“The Commonwealth asks this Court to: hold as unconstitutional the judge’s refusal to accept and recognize a duly filed nolle prosequi in the instant case; exercise its extraordinary powers to vacate the lower court’s order arraigning the Defendant; and remand to the Boston Municipal Court to allow the Commonwealth to exercise its constitutional right to file a nolle prosequi and end the prosecution of this case,” Rollins said in the petition.
Court proceedings regarding the case were contentious, as one defense attorney was held in contempt of court after she said the judge did not have the authority to overturn the nolle prosequi, according to a statement from Rollins.
“She was handcuffed and sat in a cell for hours,” the statement said. “Simply for doing her job.”
Sinnot has been on the bench for the Boston Municipal Court since 2017, when he was appointed by Governor Charlie Baker.
The parade, which drew more protesters than marchers, has been criticized for being anti-gay. The organizers of the parade, Super Happy Fun America, said that the parade was inclusive for all. As paraders and protesters walked down Boylston Street and met at City Hall Plaza, fights broke out. Police officers on bikes, as described in the petition, encircled a group of protesters. Mayor Martin J. Walsh, BC ’09, has been criticized for the heavy police presence on the streets.
“I could be judged or second-guessed all day long, but if somebody lost their life on Saturday, we’d be criticized for not having enough police protection out there,” the mayor said to WBUR on Tuesday. “Unfortunately we needed it Saturday and it was there and I know there is a lot of conversation around misconduct and was there misconduct, and we take any complaints about police misconduct seriously.”
Walsh said that he doesn’t agree with the parade’s message, but believes the organizers had a right to hold it. The police were present to protect the protesters just as much as they were there to protect the paraders, Walsh said.
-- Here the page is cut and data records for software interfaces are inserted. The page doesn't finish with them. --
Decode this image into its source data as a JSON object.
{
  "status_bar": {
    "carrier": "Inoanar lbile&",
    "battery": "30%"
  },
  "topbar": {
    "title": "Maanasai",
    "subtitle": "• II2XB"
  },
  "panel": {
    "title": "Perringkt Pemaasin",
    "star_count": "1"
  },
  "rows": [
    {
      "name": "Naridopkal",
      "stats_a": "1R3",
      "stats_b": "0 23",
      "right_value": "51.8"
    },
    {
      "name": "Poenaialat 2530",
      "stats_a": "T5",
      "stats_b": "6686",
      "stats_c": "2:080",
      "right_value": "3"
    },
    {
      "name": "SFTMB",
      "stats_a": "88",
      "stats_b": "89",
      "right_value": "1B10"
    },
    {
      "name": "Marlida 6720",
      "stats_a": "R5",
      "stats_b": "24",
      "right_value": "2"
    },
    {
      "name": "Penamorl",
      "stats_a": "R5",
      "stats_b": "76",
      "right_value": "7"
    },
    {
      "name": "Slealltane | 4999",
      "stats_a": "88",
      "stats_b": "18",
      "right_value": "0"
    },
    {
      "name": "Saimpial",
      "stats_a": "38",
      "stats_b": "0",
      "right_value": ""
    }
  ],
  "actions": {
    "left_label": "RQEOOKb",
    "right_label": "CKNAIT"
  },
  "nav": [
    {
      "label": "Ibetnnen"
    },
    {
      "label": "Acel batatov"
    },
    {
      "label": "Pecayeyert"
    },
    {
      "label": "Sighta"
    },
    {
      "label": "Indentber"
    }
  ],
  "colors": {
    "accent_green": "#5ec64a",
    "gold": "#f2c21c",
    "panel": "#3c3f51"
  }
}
Correction: A previous version of this article incorrectly stated that there was a man speaking through a megaphone. Webber, the defendant, was the man on the megaphone, according to the petition.
Featured Image Courtesy of Suffolk County District Attorney’s Office